- These files must be in Windows bitmap format. The first two must be called bell_dl_256.bmp and bell_ul_256.bmp. If you are providing mirror images for the right hand side of the screen, these must be called bell_dr_256.bmp (up/right) and bell_ur_256.bmp (down/right). LI>
- If the bells are to appear in a circle, each picture must be square. The "standard" ones supplied with Abel are 128 pixels wide and 128 pixels high; the "high definition" ones are 192x192 pixels. Do not use pictures more than 256x256 pixels.
- If the bells are to appear in a line across the screen, each picture must be rectangular (not square). For example, they could be 512 pixels high and 32 pixels wide. Do not use pictures that provide much higher definition than this, particularly for moving pictures.
- Ensure you leave space for the bell numbers which Abel puts midway down the pictures, on the right for right-hand mirrored pictures and all square pictures displayed on the right; otherwise on the left.

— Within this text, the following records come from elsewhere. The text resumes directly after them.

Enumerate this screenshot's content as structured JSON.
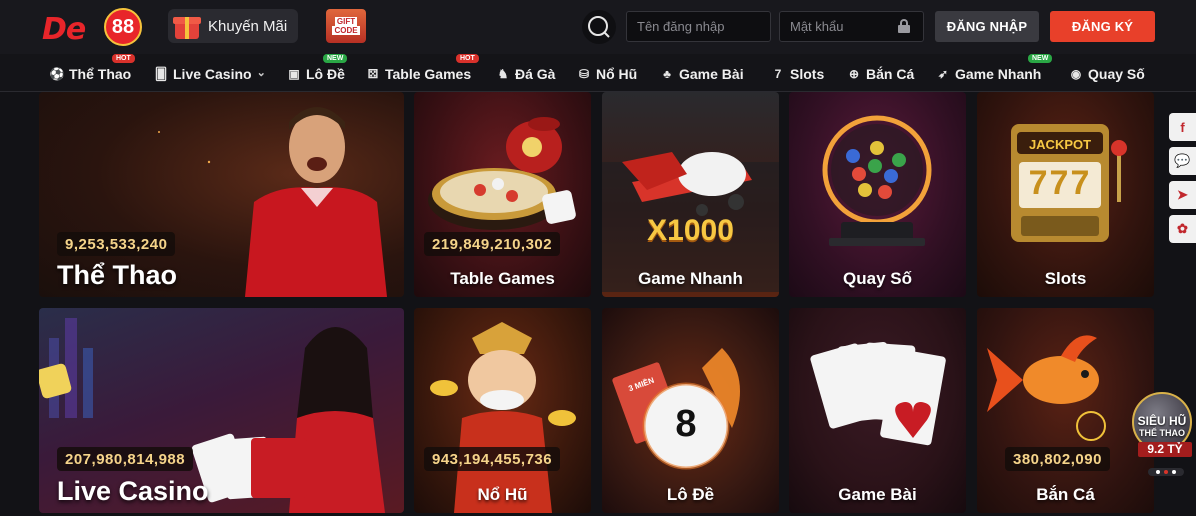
{
  "header": {
    "logo_text": "De",
    "logo_number": "88",
    "promo_label": "Khuyến Mãi",
    "gift_code_top": "GIFT",
    "gift_code_bottom": "CODE",
    "username_placeholder": "Tên đăng nhập",
    "password_placeholder": "Mật khẩu",
    "login_label": "ĐĂNG NHẬP",
    "register_label": "ĐĂNG KÝ"
  },
  "nav": {
    "items": [
      {
        "label": "Thể Thao",
        "icon": "soccer-ball-icon",
        "glyph": "⚽",
        "tag": "HOT"
      },
      {
        "label": "Live Casino",
        "icon": "cards-icon",
        "glyph": "🂠",
        "tag": "",
        "dropdown": "⌄"
      },
      {
        "label": "Lô Đề",
        "icon": "lottery-icon",
        "glyph": "▣",
        "tag": "NEW"
      },
      {
        "label": "Table Games",
        "icon": "dice-icon",
        "glyph": "⚄",
        "tag": "HOT"
      },
      {
        "label": "Đá Gà",
        "icon": "rooster-icon",
        "glyph": "♞",
        "tag": ""
      },
      {
        "label": "Nổ Hũ",
        "icon": "jar-icon",
        "glyph": "⛁",
        "tag": ""
      },
      {
        "label": "Game Bài",
        "icon": "club-icon",
        "glyph": "♣",
        "tag": ""
      },
      {
        "label": "Slots",
        "icon": "seven-icon",
        "glyph": "7",
        "tag": ""
      },
      {
        "label": "Bắn Cá",
        "icon": "crosshair-icon",
        "glyph": "⊕",
        "tag": ""
      },
      {
        "label": "Game Nhanh",
        "icon": "rocket-icon",
        "glyph": "➶",
        "tag": "NEW"
      },
      {
        "label": "Quay Số",
        "icon": "number-ball-icon",
        "glyph": "◉",
        "tag": ""
      }
    ]
  },
  "tiles": {
    "the_thao": {
      "label": "Thể Thao",
      "jackpot": "9,253,533,240"
    },
    "table_games": {
      "label": "Table Games",
      "jackpot": "219,849,210,302"
    },
    "game_nhanh": {
      "label": "Game Nhanh",
      "multiplier": "X1000"
    },
    "quay_so": {
      "label": "Quay Số"
    },
    "slots": {
      "label": "Slots",
      "sign": "JACKPOT",
      "reels": "777"
    },
    "live_casino": {
      "label": "Live Casino",
      "jackpot": "207,980,814,988"
    },
    "no_hu": {
      "label": "Nổ Hũ",
      "jackpot": "943,194,455,736"
    },
    "lo_de": {
      "label": "Lô Đề",
      "ball": "8",
      "ticket": "3 MIỀN"
    },
    "game_bai": {
      "label": "Game Bài"
    },
    "ban_ca": {
      "label": "Bắn Cá",
      "jackpot": "380,802,090"
    }
  },
  "side_social": [
    "f",
    "💬",
    "➤",
    "✿"
  ],
  "sieu_hu": {
    "title": "SIÊU HŨ",
    "subtitle": "THỂ THAO",
    "value": "9.2 TỶ"
  },
  "colors": {
    "brand_red": "#e8402a",
    "accent_gold": "#f5d48a",
    "bg": "#121216"
  }
}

- All the pictures in a set must be the same size. The files must be 8-bit (i.e. 256 colour) images. The background of the bell pictures should be white.
- The files comprising a set of bell pictures must be stored in the Bells\Pictures subdirectory in the Abel installation directory, inside another directory whose name describes the bell pictures. Look in C:\Program Files\Abel 3\Bells\Pictures for some examples.
- For moving pictures, in addition to the above, the same subdirectory must also contain a picture for each of the "frames" in the movie. These must be in files named bell_**l_256.bmp, where ** is the number of the frame, starting from 01. When a bell set at handstroke moves to be set at backstroke, the movie consists of the sequence of pictures bell_dl_256.bmp bell_01l_256.bmp bell_02l_256.bmp bell_03l_256.bmp ... bell_ul_256.bmp. The same pictures are used at handstoke and backstroke, when the sequence is reversed.
- For moving pictures, if there are mirrored right hand images (usual for handbells but not for tower bells), they must be in files named bell_**r_256.bmp, and there must be the same number of left and right hand frames.
- For moving handbells, there can be up to 20 frames in each sequence. The speed of bell movement depends on the number of frames; typically this is three, but can be reduced to two for very quick movement, or extended to seven or more for very slow movement.
- For moving tower bells, there must be more than 20 frames in a sequence, less than 100, and typically there are about 60. The central, core, part of the sequence should be the frames that are used during rounds with no handstoke gap; this is typically about 40 frames. Before and after this should be further frames, that are used when the bell rises higher on one or other stroke, either because of the handstroke gap or because the bell is hunting up; these end sequences are typically about 10 frames each.
- For moving bells, the directory containing the frame files should also contain a file called Params.txt, created with Microsoft Notepad or similar. This must contain three numbers, each on a separate line. The first number must be 1000. The second gives the point when the bell sounds during the core picture sequence, as a percentage; it is normally 100 for handbells and about 80 for tower bells (if you are using Abel in a tower, you may want to adjust this value to match your real bells). The third number gives the number of frames each side of the core sequence: for handbells it is 0, and for tower bells typically about 10.
If you follow the above rules and store your images in the correct place, Abel will automatically recognise them and make them available for use in the Screen/Print Options dialog.
Screen and print options
Adding your own bell sounds